    Again, this is a pain I do not know; I own my pain ("appropriation"), I hold it and make it me, and write in first person -- that’s what makes it self indulgent. Even when I lose it I keep a record, something to point to and say – "here once was me." And in this way perhaps I can see (but not know or feel) that there are things which can dismantle entirely
    A spirit, such as the pathetic maledictive fear of loss

    You've asked us to pray, and that seems right – that words should be found and given to you. (Of loss:you get to speak of it, once you are its intimate…) I can offer you only the hope of blessings, the bare outline of speech (...and not before). But I hope my words can find you, and you can make something of them, and while I continue to clatter through my own whatever-it-is, you can find something in the snow of your computer screen, and that a blessing for you can be that

    in the great white rendezvous, where

    I was brooding
    Just a while, you get to speak of dire love.

    For Isonomist.

    Tuesday, February 06, 2007


    Patrick Ewing receives the ball in the low post. He puts his jaw back where it's supposed to go. He scowls at all comers, and dunks. That's Knick basketball.

    Being a Yankee hater, I can live with the Mets. I dislike the Giants, the Jets, the Rangers, the Devils, and the Islanders. I can live with the Nets. But the only team I love, the only team I care about in this, my adopted city, my new found regional center, is the New York Knicks.

    So naturally, I'm rooting for them to lose. I want Isiah Thomas to no longer be my neighbor. I want Madison Square Garden to be more aesthetically appealing than Penn Station. I want basketball.

    In any normal conference, this is a team that would be a doormat. It doesn't deserve to exist. It's laughing at Darwin, sneering at any kind of logic, they kind of hang around despite their remarkable suckiness.

    I just want them to lose. Lose, lose, lose. As long as Isaiah Thomas is in the building, I want them to lose. I want humiliation. I want the Garden to be Artaudian in its theater of cruelty.

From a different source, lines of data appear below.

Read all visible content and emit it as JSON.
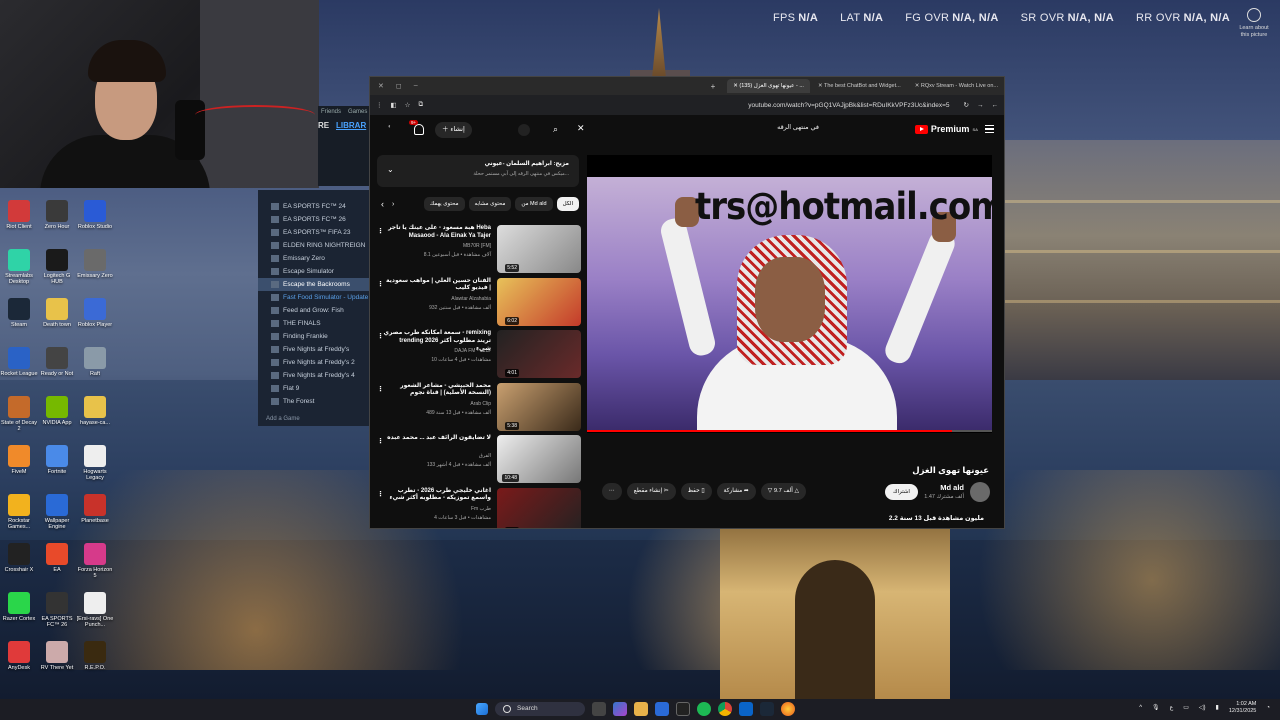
{
  "hud": [
    {
      "label": "FPS",
      "value": "N/A"
    },
    {
      "label": "LAT",
      "value": "N/A"
    },
    {
      "label": "FG OVR",
      "value": "N/A, N/A"
    },
    {
      "label": "SR OVR",
      "value": "N/A, N/A"
    },
    {
      "label": "RR OVR",
      "value": "N/A, N/A"
    }
  ],
  "learn_about": "Learn about this picture",
  "steam": {
    "top": {
      "friends": "Friends",
      "games": "Games",
      "re": "RE",
      "library": "LIBRAR"
    },
    "games": [
      {
        "name": "EA SPORTS FC™ 24"
      },
      {
        "name": "EA SPORTS FC™ 26"
      },
      {
        "name": "EA SPORTS™ FIFA 23"
      },
      {
        "name": "ELDEN RING NIGHTREIGN"
      },
      {
        "name": "Emissary Zero"
      },
      {
        "name": "Escape Simulator"
      },
      {
        "name": "Escape the Backrooms",
        "selected": true
      },
      {
        "name": "Fast Food Simulator - Update",
        "update": true
      },
      {
        "name": "Feed and Grow: Fish"
      },
      {
        "name": "THE FINALS"
      },
      {
        "name": "Finding Frankie"
      },
      {
        "name": "Five Nights at Freddy's"
      },
      {
        "name": "Five Nights at Freddy's 2"
      },
      {
        "name": "Five Nights at Freddy's 4"
      },
      {
        "name": "Flat 9"
      },
      {
        "name": "The Forest"
      }
    ],
    "add_game": "Add a Game"
  },
  "desktop_icons": [
    {
      "label": "Riot Client",
      "color": "#d23a3a"
    },
    {
      "label": "Zero Hour",
      "color": "#3a3a3a"
    },
    {
      "label": "Roblox Studio",
      "color": "#2a5bd6"
    },
    {
      "label": "Streamlabs Desktop",
      "color": "#2fd3a7"
    },
    {
      "label": "Logitech G HUB",
      "color": "#1a1a1a"
    },
    {
      "label": "Emissary Zero",
      "color": "#6a6a6a"
    },
    {
      "label": "Steam",
      "color": "#1b2838"
    },
    {
      "label": "Death town",
      "color": "#e8c24a"
    },
    {
      "label": "Roblox Player",
      "color": "#3b6ad6"
    },
    {
      "label": "Rocket League",
      "color": "#2a62c6"
    },
    {
      "label": "Ready or Not",
      "color": "#444"
    },
    {
      "label": "Raft",
      "color": "#8a9aa8"
    },
    {
      "label": "State of Decay 2",
      "color": "#c46a2a"
    },
    {
      "label": "NVIDIA App",
      "color": "#76b900"
    },
    {
      "label": "hayase-ca...",
      "color": "#e8c24a"
    },
    {
      "label": "FiveM",
      "color": "#f08a2a"
    },
    {
      "label": "Fortnite",
      "color": "#4a8ae8"
    },
    {
      "label": "Hogwarts Legacy",
      "color": "#eee"
    },
    {
      "label": "Rockstar Games...",
      "color": "#f2b21e"
    },
    {
      "label": "Wallpaper Engine",
      "color": "#2a6ad6"
    },
    {
      "label": "Planetbase",
      "color": "#c8322a"
    },
    {
      "label": "Crosshair X",
      "color": "#222"
    },
    {
      "label": "EA",
      "color": "#e84a2a"
    },
    {
      "label": "Forza Horizon 5",
      "color": "#d63a8a"
    },
    {
      "label": "Razer Cortex",
      "color": "#2ad64a"
    },
    {
      "label": "EA SPORTS FC™ 26",
      "color": "#333"
    },
    {
      "label": "[Ersi-ravs] One Punch...",
      "color": "#eee"
    },
    {
      "label": "AnyDesk",
      "color": "#e03a3a"
    },
    {
      "label": "RV There Yet",
      "color": "#caa"
    },
    {
      "label": "R.E.P.O.",
      "color": "#3a2a10"
    }
  ],
  "browser": {
    "tabs": [
      {
        "title": "(135) عيونها تهوى الغزل - ...",
        "active": true
      },
      {
        "title": "The best ChatBot and Widget..."
      },
      {
        "title": "RQxv Stream - Watch Live on..."
      }
    ],
    "url": "youtube.com/watch?v=pGQ1VAJjpBk&list=RDuIKkVPFz3Uc&index=5",
    "youtube": {
      "premium": "Premium",
      "premium_region": "SA",
      "search_query": "في منتهى الرقه",
      "create": "إنشاء",
      "notifications": "9+",
      "video_overlay_text": "trs@hotmail.com",
      "video_title": "عيونها تهوى الغزل",
      "channel": "Md ald",
      "subscribers": "1.47 ألف مشترك",
      "subscribe": "اشتراك",
      "likes": "9.7 ألف",
      "share": "مشاركة",
      "save": "حفظ",
      "clip": "إنشاء مقطع",
      "views": "2.2 مليون مشاهدة قبل 13 سنة",
      "playlist_title": "مزيج: ابراهيم السلمان -عيوني",
      "playlist_sub": "ميكس في منتهى الرقه إلى آبي مستمر ححلة...",
      "chips": [
        "الكل",
        "من Md ald",
        "محتوى مشابه",
        "محتوى يهمك"
      ],
      "related": [
        {
          "title": "هبة مسعود - على عينك يا تاجر Heba Masaood - Ala Einak Ya Tajer",
          "channel": "MB70R [FM]",
          "meta": "8.1 آلاف مشاهدة • قبل أسبوعين",
          "duration": "5:52"
        },
        {
          "title": "الفنان حسين العلي | مواهب سعودية | فيديو كليب",
          "channel": "Alawtar Alzahabia",
          "meta": "932 ألف مشاهدة • قبل سنتين",
          "duration": "6:02"
        },
        {
          "title": "سمعة امكانكه طرب مصري - remixing trending 2026 تريند مطلوب أكثر شيء",
          "channel": "DAJA FM - خدمة",
          "meta": "10 مشاهدات • قبل 4 ساعات",
          "duration": "4:01"
        },
        {
          "title": "محمد الحبيشي - مشاعر الشعور (النسخة الأصلية) | قناة نجوم",
          "channel": "Arab Clip",
          "meta": "489 ألف مشاهدة • قبل 13 سنة",
          "duration": "5:38"
        },
        {
          "title": "لا تضايقون الرائف عبد ... محمد عبده",
          "channel": "الفرق",
          "meta": "133 ألف مشاهدة • قبل 4 أشهر",
          "duration": "10:48"
        },
        {
          "title": "اغاني خليجي طرب 2026 - تطرب واسمع تموزيكه - مطلوبه أكثر شيء",
          "channel": "Fm طرب",
          "meta": "4 مشاهدات • قبل 3 ساعات",
          "duration": "3:55"
        }
      ]
    }
  },
  "taskbar": {
    "search": "Search",
    "time": "1:02 AM",
    "date": "12/31/2025",
    "lang": "ع"
  }
}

I want Isaiah gone.

    Because if you don't have a team, are you at home?

    Thursday, January 25, 2007

    College Conversations

    I have no real memory of college conversations, the words spoken or the arguments made. But I remember the topics and the people involved, and remember -- "that was an awesome conversation." I remember those moments more vividly than the times I was "having fun." I've been trying to reconstruct some of this because I look at the bored faces of my students and try to convince them that there is something exciting about the life of the mind.

    1. Everybody is beautiful. How are they beautiful. We sat in chairs on the lawn, drinking beer and describing as best we could the beauty of those who walked by. Blech, maybe, but it was eye-opening for me, a testament to how much of ourselves we betray just by walking.

    2. Interfaith dating. It was a conversation about communication and cultural norms, about negotiating a relationship. I realized when I got married -- we all believe different stuff, just sometimes we're more upfront about it.

    3. China. I talked my face blue about life in China. I was asking questions, other people told me how it was.

    4. Race. Actually, the conversations were rather painful, and often stupid, but at least they were honest, and an honest conversation about race is hard to come by.

    5. How are you going to die?

    Tuesday, January 23, 2007


    We at august philippic wish you to know that we have not yet turned on Angelina Jolie. She has our full support for the coming season.

    In other news, China shot down a satellite. We'd like to express our sympathy for the satellite, which was no doubt a symbol of budding democracy, or a special unicorn satellite, or perhaps "puppysat," tracking man's best friend. Curse you evil Chinese! How dare you shoot your own satellite? And not invite us along?

    We at august philippic are feeling surly.